## Material provided
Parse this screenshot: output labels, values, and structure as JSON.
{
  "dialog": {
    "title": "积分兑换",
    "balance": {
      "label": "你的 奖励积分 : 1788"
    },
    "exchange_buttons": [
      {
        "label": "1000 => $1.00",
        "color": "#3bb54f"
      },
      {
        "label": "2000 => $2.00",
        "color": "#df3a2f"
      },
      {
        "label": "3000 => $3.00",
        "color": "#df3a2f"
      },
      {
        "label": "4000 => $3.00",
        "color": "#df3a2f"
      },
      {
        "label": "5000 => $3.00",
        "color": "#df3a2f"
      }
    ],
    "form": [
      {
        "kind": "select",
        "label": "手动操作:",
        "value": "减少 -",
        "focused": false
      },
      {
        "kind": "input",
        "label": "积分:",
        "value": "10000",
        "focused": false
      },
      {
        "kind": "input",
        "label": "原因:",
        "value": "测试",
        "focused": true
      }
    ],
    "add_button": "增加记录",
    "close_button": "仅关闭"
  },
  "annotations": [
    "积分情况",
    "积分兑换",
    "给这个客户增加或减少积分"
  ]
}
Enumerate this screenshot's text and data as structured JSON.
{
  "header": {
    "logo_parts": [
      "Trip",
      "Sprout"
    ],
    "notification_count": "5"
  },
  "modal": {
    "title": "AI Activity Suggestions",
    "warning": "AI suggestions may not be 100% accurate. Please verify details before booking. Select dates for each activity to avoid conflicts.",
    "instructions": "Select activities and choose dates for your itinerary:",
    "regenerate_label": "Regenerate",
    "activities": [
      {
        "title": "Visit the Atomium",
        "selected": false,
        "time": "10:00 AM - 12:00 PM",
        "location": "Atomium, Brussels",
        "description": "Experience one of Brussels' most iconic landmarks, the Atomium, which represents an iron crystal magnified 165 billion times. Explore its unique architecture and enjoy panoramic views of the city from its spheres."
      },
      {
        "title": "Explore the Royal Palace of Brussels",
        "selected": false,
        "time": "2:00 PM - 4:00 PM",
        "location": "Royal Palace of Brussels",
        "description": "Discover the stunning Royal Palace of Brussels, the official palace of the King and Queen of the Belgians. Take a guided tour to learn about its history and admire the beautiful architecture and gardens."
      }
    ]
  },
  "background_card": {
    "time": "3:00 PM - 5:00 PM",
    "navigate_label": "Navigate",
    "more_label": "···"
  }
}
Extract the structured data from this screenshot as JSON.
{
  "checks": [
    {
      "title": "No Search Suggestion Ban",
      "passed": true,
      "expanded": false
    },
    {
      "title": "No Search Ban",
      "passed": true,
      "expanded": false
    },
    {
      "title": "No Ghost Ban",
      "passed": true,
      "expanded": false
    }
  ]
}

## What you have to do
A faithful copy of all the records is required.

## Expected answer
Parse this screenshot: output labels, values, and structure as JSON.
{
  "dialog": {
    "title": "积分兑换",
    "balance": {
      "label": "你的 奖励积分 : 1788"
    },
    "exchange_buttons": [
      {
        "label": "1000 => $1.00",
        "color": "#3bb54f"
      },
      {
        "label": "2000 => $2.00",
        "color": "#df3a2f"
      },
      {
        "label": "3000 => $3.00",
        "color": "#df3a2f"
      },
      {
        "label": "4000 => $3.00",
        "color": "#df3a2f"
      },
      {
        "label": "5000 => $3.00",
        "color": "#df3a2f"
      }
    ],
    "form": [
      {
        "kind": "select",
        "label": "手动操作:",
        "value": "减少 -",
        "focused": false
      },
      {
        "kind": "input",
        "label": "积分:",
        "value": "10000",
        "focused": false
      },
      {
        "kind": "input",
        "label": "原因:",
        "value": "测试",
        "focused": true
      }
    ],
    "add_button": "增加记录",
    "close_button": "仅关闭"
  },
  "annotations": [
    "积分情况",
    "积分兑换",
    "给这个客户增加或减少积分"
  ]
}
Enumerate this screenshot's text and data as structured JSON.
{
  "header": {
    "logo_parts": [
      "Trip",
      "Sprout"
    ],
    "notification_count": "5"
  },
  "modal": {
    "title": "AI Activity Suggestions",
    "warning": "AI suggestions may not be 100% accurate. Please verify details before booking. Select dates for each activity to avoid conflicts.",
    "instructions": "Select activities and choose dates for your itinerary:",
    "regenerate_label": "Regenerate",
    "activities": [
      {
        "title": "Visit the Atomium",
        "selected": false,
        "time": "10:00 AM - 12:00 PM",
        "location": "Atomium, Brussels",
        "description": "Experience one of Brussels' most iconic landmarks, the Atomium, which represents an iron crystal magnified 165 billion times. Explore its unique architecture and enjoy panoramic views of the city from its spheres."
      },
      {
        "title": "Explore the Royal Palace of Brussels",
        "selected": false,
        "time": "2:00 PM - 4:00 PM",
        "location": "Royal Palace of Brussels",
        "description": "Discover the stunning Royal Palace of Brussels, the official palace of the King and Queen of the Belgians. Take a guided tour to learn about its history and admire the beautiful architecture and gardens."
      }
    ]
  },
  "background_card": {
    "time": "3:00 PM - 5:00 PM",
    "navigate_label": "Navigate",
    "more_label": "···"
  }
}
Extract the structured data from this screenshot as JSON.
{
  "checks": [
    {
      "title": "No Search Suggestion Ban",
      "passed": true,
      "expanded": false
    },
    {
      "title": "No Search Ban",
      "passed": true,
      "expanded": false
    },
    {
      "title": "No Ghost Ban",
      "passed": true,
      "expanded": false
    }
  ]
}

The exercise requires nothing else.